# Exercise goal:
Produce a word-for-word copy of the data below.

# Records for the exercise:
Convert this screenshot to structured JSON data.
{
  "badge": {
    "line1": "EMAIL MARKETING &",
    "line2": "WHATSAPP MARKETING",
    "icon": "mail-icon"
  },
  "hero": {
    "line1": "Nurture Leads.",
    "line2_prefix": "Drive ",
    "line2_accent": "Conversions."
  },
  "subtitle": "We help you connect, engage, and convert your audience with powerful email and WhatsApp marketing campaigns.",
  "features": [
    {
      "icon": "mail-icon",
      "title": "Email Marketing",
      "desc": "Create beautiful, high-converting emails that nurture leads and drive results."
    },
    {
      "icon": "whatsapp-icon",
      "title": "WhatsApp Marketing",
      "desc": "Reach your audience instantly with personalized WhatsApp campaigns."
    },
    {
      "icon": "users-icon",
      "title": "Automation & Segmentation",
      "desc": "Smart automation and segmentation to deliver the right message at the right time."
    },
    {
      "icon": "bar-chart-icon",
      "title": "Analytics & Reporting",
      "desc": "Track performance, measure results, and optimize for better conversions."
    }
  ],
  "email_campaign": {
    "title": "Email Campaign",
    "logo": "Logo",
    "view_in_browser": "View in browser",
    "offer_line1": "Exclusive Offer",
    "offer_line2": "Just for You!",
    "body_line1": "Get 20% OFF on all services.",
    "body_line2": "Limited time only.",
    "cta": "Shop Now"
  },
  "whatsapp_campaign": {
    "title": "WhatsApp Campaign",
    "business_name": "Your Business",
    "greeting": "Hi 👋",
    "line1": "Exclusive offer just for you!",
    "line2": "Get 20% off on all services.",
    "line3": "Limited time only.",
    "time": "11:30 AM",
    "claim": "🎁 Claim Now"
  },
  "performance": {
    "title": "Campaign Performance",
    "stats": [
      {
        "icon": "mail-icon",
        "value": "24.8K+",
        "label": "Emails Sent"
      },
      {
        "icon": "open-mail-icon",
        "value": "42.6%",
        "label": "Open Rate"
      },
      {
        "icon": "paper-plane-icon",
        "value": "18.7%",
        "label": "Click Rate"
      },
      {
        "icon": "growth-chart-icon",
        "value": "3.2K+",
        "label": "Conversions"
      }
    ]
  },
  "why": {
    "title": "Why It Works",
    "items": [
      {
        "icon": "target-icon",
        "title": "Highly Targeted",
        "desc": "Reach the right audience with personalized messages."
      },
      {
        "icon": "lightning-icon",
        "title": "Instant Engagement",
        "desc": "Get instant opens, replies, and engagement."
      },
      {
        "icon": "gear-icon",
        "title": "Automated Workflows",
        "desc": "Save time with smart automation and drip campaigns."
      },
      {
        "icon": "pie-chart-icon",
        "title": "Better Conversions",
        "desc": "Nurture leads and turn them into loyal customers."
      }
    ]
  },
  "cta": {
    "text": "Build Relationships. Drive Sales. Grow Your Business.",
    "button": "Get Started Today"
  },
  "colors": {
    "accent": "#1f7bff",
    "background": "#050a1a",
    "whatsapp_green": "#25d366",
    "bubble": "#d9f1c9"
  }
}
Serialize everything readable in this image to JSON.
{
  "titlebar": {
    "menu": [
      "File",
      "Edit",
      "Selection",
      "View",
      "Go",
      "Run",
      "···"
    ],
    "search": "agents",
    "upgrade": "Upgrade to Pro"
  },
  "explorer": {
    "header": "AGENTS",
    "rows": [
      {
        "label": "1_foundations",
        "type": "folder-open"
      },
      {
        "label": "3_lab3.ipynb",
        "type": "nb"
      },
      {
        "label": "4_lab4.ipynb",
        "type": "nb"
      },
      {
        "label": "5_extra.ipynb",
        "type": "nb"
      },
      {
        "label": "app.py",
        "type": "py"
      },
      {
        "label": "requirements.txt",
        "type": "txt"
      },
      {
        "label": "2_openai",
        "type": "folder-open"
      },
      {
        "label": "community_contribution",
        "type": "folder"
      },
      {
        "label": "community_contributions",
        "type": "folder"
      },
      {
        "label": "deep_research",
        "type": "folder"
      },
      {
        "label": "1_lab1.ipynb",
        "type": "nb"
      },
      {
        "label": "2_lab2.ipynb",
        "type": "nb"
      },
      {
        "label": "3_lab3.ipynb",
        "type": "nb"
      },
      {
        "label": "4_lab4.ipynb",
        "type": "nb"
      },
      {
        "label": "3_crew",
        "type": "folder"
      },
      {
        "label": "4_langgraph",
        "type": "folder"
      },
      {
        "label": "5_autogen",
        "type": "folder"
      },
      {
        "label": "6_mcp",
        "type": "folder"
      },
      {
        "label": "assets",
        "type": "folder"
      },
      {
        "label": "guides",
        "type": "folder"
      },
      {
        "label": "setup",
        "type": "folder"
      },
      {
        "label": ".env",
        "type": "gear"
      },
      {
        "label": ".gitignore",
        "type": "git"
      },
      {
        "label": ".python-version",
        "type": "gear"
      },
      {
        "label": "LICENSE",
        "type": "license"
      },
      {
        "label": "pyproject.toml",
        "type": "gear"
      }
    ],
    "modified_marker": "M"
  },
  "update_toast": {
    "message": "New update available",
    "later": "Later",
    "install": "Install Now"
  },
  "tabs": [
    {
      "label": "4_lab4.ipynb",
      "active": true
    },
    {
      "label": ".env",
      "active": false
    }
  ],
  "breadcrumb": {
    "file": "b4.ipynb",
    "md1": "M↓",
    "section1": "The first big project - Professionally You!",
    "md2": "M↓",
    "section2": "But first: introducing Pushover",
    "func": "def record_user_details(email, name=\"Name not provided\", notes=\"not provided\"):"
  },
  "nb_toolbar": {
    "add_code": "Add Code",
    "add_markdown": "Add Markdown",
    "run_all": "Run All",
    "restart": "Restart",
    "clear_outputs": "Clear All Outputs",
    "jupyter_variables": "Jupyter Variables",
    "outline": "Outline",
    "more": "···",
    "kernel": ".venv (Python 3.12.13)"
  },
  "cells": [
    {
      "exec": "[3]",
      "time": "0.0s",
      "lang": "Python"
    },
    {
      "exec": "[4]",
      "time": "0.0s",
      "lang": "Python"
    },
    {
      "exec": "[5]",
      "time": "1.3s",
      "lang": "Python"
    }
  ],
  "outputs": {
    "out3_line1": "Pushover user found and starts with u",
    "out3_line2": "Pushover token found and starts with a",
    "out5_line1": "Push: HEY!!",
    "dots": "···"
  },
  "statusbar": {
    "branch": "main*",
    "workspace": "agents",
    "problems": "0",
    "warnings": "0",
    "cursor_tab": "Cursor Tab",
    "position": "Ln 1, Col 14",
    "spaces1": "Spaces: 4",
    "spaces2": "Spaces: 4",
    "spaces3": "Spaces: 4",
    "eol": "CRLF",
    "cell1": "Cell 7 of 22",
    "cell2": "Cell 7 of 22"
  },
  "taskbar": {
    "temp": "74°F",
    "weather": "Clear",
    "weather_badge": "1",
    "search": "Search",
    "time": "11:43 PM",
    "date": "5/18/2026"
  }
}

# Task response:
Convert this screenshot to structured JSON data.
{
  "badge": {
    "line1": "EMAIL MARKETING &",
    "line2": "WHATSAPP MARKETING",
    "icon": "mail-icon"
  },
  "hero": {
    "line1": "Nurture Leads.",
    "line2_prefix": "Drive ",
    "line2_accent": "Conversions."
  },
  "subtitle": "We help you connect, engage, and convert your audience with powerful email and WhatsApp marketing campaigns.",
  "features": [
    {
      "icon": "mail-icon",
      "title": "Email Marketing",
      "desc": "Create beautiful, high-converting emails that nurture leads and drive results."
    },
    {
      "icon": "whatsapp-icon",
      "title": "WhatsApp Marketing",
      "desc": "Reach your audience instantly with personalized WhatsApp campaigns."
    },
    {
      "icon": "users-icon",
      "title": "Automation & Segmentation",
      "desc": "Smart automation and segmentation to deliver the right message at the right time."
    },
    {
      "icon": "bar-chart-icon",
      "title": "Analytics & Reporting",
      "desc": "Track performance, measure results, and optimize for better conversions."
    }
  ],
  "email_campaign": {
    "title": "Email Campaign",
    "logo": "Logo",
    "view_in_browser": "View in browser",
    "offer_line1": "Exclusive Offer",
    "offer_line2": "Just for You!",
    "body_line1": "Get 20% OFF on all services.",
    "body_line2": "Limited time only.",
    "cta": "Shop Now"
  },
  "whatsapp_campaign": {
    "title": "WhatsApp Campaign",
    "business_name": "Your Business",
    "greeting": "Hi 👋",
    "line1": "Exclusive offer just for you!",
    "line2": "Get 20% off on all services.",
    "line3": "Limited time only.",
    "time": "11:30 AM",
    "claim": "🎁 Claim Now"
  },
  "performance": {
    "title": "Campaign Performance",
    "stats": [
      {
        "icon": "mail-icon",
        "value": "24.8K+",
        "label": "Emails Sent"
      },
      {
        "icon": "open-mail-icon",
        "value": "42.6%",
        "label": "Open Rate"
      },
      {
        "icon": "paper-plane-icon",
        "value": "18.7%",
        "label": "Click Rate"
      },
      {
        "icon": "growth-chart-icon",
        "value": "3.2K+",
        "label": "Conversions"
      }
    ]
  },
  "why": {
    "title": "Why It Works",
    "items": [
      {
        "icon": "target-icon",
        "title": "Highly Targeted",
        "desc": "Reach the right audience with personalized messages."
      },
      {
        "icon": "lightning-icon",
        "title": "Instant Engagement",
        "desc": "Get instant opens, replies, and engagement."
      },
      {
        "icon": "gear-icon",
        "title": "Automated Workflows",
        "desc": "Save time with smart automation and drip campaigns."
      },
      {
        "icon": "pie-chart-icon",
        "title": "Better Conversions",
        "desc": "Nurture leads and turn them into loyal customers."
      }
    ]
  },
  "cta": {
    "text": "Build Relationships. Drive Sales. Grow Your Business.",
    "button": "Get Started Today"
  },
  "colors": {
    "accent": "#1f7bff",
    "background": "#050a1a",
    "whatsapp_green": "#25d366",
    "bubble": "#d9f1c9"
  }
}
Serialize everything readable in this image to JSON.
{
  "titlebar": {
    "menu": [
      "File",
      "Edit",
      "Selection",
      "View",
      "Go",
      "Run",
      "···"
    ],
    "search": "agents",
    "upgrade": "Upgrade to Pro"
  },
  "explorer": {
    "header": "AGENTS",
    "rows": [
      {
        "label": "1_foundations",
        "type": "folder-open"
      },
      {
        "label": "3_lab3.ipynb",
        "type": "nb"
      },
      {
        "label": "4_lab4.ipynb",
        "type": "nb"
      },
      {
        "label": "5_extra.ipynb",
        "type": "nb"
      },
      {
        "label": "app.py",
        "type": "py"
      },
      {
        "label": "requirements.txt",
        "type": "txt"
      },
      {
        "label": "2_openai",
        "type": "folder-open"
      },
      {
        "label": "community_contribution",
        "type": "folder"
      },
      {
        "label": "community_contributions",
        "type": "folder"
      },
      {
        "label": "deep_research",
        "type": "folder"
      },
      {
        "label": "1_lab1.ipynb",
        "type": "nb"
      },
      {
        "label": "2_lab2.ipynb",
        "type": "nb"
      },
      {
        "label": "3_lab3.ipynb",
        "type": "nb"
      },
      {
        "label": "4_lab4.ipynb",
        "type": "nb"
      },
      {
        "label": "3_crew",
        "type": "folder"
      },
      {
        "label": "4_langgraph",
        "type": "folder"
      },
      {
        "label": "5_autogen",
        "type": "folder"
      },
      {
        "label": "6_mcp",
        "type": "folder"
      },
      {
        "label": "assets",
        "type": "folder"
      },
      {
        "label": "guides",
        "type": "folder"
      },
      {
        "label": "setup",
        "type": "folder"
      },
      {
        "label": ".env",
        "type": "gear"
      },
      {
        "label": ".gitignore",
        "type": "git"
      },
      {
        "label": ".python-version",
        "type": "gear"
      },
      {
        "label": "LICENSE",
        "type": "license"
      },
      {
        "label": "pyproject.toml",
        "type": "gear"
      }
    ],
    "modified_marker": "M"
  },
  "update_toast": {
    "message": "New update available",
    "later": "Later",
    "install": "Install Now"
  },
  "tabs": [
    {
      "label": "4_lab4.ipynb",
      "active": true
    },
    {
      "label": ".env",
      "active": false
    }
  ],
  "breadcrumb": {
    "file": "b4.ipynb",
    "md1": "M↓",
    "section1": "The first big project - Professionally You!",
    "md2": "M↓",
    "section2": "But first: introducing Pushover",
    "func": "def record_user_details(email, name=\"Name not provided\", notes=\"not provided\"):"
  },
  "nb_toolbar": {
    "add_code": "Add Code",
    "add_markdown": "Add Markdown",
    "run_all": "Run All",
    "restart": "Restart",
    "clear_outputs": "Clear All Outputs",
    "jupyter_variables": "Jupyter Variables",
    "outline": "Outline",
    "more": "···",
    "kernel": ".venv (Python 3.12.13)"
  },
  "cells": [
    {
      "exec": "[3]",
      "time": "0.0s",
      "lang": "Python"
    },
    {
      "exec": "[4]",
      "time": "0.0s",
      "lang": "Python"
    },
    {
      "exec": "[5]",
      "time": "1.3s",
      "lang": "Python"
    }
  ],
  "outputs": {
    "out3_line1": "Pushover user found and starts with u",
    "out3_line2": "Pushover token found and starts with a",
    "out5_line1": "Push: HEY!!",
    "dots": "···"
  },
  "statusbar": {
    "branch": "main*",
    "workspace": "agents",
    "problems": "0",
    "warnings": "0",
    "cursor_tab": "Cursor Tab",
    "position": "Ln 1, Col 14",
    "spaces1": "Spaces: 4",
    "spaces2": "Spaces: 4",
    "spaces3": "Spaces: 4",
    "eol": "CRLF",
    "cell1": "Cell 7 of 22",
    "cell2": "Cell 7 of 22"
  },
  "taskbar": {
    "temp": "74°F",
    "weather": "Clear",
    "weather_badge": "1",
    "search": "Search",
    "time": "11:43 PM",
    "date": "5/18/2026"
  }
}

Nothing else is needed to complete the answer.